**Supplied data**
────────────────────────────────────────

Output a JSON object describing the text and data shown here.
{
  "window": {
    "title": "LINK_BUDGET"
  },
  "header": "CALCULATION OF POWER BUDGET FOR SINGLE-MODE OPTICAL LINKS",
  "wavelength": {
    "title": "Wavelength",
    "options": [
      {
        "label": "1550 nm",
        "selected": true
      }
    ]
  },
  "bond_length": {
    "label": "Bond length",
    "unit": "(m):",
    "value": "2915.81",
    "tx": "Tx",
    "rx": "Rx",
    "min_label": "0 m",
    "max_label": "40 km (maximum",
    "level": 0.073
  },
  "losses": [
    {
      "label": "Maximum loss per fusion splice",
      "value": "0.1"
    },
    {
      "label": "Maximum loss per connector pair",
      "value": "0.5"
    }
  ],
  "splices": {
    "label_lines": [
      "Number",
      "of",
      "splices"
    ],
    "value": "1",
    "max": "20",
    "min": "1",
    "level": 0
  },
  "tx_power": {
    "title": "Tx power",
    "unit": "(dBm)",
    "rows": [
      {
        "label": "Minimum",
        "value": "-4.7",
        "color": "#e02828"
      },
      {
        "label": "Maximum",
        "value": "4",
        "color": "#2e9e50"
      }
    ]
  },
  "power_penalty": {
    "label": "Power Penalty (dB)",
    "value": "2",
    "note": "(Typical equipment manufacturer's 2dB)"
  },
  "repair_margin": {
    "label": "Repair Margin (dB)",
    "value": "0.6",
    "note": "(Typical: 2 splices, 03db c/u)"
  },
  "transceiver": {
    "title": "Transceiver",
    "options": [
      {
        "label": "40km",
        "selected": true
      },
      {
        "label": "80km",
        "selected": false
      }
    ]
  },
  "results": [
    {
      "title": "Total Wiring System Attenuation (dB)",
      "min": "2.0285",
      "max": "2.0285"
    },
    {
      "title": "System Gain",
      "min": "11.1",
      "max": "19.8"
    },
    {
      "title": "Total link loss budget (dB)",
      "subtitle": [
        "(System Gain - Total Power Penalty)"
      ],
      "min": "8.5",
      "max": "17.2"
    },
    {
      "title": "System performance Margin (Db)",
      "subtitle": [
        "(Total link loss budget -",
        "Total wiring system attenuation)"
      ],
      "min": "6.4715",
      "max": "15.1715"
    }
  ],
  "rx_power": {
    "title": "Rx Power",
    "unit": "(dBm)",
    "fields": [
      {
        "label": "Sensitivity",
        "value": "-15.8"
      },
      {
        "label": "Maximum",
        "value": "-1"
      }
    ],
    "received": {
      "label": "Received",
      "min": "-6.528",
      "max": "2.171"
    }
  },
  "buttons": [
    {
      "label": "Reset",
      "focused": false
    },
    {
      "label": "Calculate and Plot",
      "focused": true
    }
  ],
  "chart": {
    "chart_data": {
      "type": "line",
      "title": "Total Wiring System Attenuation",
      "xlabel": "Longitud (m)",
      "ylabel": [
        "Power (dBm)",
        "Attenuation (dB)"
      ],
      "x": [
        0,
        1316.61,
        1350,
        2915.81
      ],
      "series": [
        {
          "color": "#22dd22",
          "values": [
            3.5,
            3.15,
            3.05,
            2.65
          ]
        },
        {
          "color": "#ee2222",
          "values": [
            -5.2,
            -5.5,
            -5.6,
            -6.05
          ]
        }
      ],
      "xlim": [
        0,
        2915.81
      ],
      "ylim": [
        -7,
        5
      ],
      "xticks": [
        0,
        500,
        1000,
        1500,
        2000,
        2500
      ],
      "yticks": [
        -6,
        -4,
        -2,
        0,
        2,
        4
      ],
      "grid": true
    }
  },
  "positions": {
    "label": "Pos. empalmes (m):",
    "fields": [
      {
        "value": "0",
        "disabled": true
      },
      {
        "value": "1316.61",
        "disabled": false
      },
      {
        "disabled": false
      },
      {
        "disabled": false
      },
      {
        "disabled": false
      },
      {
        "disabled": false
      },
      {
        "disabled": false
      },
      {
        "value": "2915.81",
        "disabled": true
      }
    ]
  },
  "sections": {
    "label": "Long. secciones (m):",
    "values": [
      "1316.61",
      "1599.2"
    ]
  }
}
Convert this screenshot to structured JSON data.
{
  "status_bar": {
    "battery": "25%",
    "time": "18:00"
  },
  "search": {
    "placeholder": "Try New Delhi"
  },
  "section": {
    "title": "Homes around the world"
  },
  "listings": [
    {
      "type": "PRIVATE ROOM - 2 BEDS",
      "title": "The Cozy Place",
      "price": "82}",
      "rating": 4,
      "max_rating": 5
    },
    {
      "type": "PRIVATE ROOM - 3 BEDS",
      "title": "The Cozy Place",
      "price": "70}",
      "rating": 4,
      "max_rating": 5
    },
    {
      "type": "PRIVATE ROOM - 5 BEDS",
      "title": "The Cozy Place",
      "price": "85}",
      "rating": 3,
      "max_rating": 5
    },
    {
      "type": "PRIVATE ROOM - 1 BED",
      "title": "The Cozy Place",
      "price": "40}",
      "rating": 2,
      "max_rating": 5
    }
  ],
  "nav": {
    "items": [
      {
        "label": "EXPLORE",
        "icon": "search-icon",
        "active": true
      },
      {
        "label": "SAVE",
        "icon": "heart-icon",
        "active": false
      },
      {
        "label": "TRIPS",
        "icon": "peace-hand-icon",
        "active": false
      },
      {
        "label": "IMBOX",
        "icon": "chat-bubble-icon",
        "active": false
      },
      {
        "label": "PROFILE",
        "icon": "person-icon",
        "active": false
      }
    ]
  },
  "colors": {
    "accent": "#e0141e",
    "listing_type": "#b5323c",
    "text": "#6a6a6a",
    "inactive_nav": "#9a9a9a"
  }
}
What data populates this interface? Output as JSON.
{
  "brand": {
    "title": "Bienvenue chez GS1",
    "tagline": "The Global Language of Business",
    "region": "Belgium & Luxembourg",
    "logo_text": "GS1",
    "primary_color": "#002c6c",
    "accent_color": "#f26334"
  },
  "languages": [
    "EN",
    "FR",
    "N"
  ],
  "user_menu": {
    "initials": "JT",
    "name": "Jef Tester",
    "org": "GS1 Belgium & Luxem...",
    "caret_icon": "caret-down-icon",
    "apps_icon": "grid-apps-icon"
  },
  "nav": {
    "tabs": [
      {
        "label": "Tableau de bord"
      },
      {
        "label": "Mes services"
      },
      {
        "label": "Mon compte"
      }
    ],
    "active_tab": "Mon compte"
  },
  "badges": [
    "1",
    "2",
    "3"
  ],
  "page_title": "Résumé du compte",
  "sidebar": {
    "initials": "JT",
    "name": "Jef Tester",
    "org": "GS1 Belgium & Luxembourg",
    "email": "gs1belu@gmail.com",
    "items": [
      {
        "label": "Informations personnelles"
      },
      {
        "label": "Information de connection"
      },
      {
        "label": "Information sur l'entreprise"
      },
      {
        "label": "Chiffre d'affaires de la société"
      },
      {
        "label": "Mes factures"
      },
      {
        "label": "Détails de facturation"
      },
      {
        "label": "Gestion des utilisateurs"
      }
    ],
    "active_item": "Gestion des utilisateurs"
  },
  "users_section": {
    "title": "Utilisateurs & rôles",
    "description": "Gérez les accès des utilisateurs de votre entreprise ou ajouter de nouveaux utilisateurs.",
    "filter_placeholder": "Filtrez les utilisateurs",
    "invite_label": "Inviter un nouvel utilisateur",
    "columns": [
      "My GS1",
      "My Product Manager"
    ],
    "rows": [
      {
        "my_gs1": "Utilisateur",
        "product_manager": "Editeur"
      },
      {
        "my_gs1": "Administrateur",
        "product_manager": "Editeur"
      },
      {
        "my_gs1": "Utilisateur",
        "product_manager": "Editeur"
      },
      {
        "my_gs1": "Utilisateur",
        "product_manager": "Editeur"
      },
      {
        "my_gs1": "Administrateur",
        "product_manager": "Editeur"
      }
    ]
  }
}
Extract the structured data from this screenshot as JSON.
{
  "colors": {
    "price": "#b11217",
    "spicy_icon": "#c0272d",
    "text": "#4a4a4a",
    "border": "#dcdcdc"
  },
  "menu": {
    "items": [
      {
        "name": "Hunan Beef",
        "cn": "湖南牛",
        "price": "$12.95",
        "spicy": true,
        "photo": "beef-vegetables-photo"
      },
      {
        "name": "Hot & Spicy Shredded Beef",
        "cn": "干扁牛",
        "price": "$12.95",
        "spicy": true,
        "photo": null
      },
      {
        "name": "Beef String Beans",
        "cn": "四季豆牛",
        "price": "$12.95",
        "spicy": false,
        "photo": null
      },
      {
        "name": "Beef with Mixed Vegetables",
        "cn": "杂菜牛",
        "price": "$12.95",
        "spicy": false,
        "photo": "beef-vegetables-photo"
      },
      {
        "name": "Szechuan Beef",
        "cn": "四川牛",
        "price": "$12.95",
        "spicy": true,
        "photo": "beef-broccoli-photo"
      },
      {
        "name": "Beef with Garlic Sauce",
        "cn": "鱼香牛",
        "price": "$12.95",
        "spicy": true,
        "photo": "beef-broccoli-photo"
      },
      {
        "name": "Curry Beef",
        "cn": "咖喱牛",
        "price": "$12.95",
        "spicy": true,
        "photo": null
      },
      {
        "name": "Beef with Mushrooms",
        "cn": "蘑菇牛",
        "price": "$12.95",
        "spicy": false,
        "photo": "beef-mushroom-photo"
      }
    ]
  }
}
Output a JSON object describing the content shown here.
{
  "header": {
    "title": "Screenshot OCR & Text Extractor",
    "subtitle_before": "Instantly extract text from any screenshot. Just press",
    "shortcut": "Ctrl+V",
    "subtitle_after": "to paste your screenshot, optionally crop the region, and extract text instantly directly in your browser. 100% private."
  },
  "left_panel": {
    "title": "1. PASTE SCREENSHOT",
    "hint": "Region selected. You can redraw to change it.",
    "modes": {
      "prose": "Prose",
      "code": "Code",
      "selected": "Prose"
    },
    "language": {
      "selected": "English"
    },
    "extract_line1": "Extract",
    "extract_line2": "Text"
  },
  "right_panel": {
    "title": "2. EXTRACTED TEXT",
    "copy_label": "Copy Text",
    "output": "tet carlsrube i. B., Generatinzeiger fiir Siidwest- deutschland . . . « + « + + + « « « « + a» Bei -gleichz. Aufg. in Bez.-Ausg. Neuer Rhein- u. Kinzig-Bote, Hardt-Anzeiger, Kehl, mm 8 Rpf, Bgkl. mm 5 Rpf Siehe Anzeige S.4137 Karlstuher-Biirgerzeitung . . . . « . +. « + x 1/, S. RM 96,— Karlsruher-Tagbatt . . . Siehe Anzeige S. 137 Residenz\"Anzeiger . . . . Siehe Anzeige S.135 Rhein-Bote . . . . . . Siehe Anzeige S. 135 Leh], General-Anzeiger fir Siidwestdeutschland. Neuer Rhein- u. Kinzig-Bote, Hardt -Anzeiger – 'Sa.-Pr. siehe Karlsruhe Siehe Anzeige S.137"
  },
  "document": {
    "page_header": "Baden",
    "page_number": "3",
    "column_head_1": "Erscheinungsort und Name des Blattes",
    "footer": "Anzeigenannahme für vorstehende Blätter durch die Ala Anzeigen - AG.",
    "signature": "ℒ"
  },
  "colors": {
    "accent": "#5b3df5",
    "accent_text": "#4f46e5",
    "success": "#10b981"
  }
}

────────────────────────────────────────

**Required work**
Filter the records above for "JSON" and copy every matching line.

**Result**
Output a JSON object describing the text and data shown here.
Convert this screenshot to structured JSON data.
What data populates this interface? Output as JSON.
Extract the structured data from this screenshot as JSON.
Output a JSON object describing the content shown here.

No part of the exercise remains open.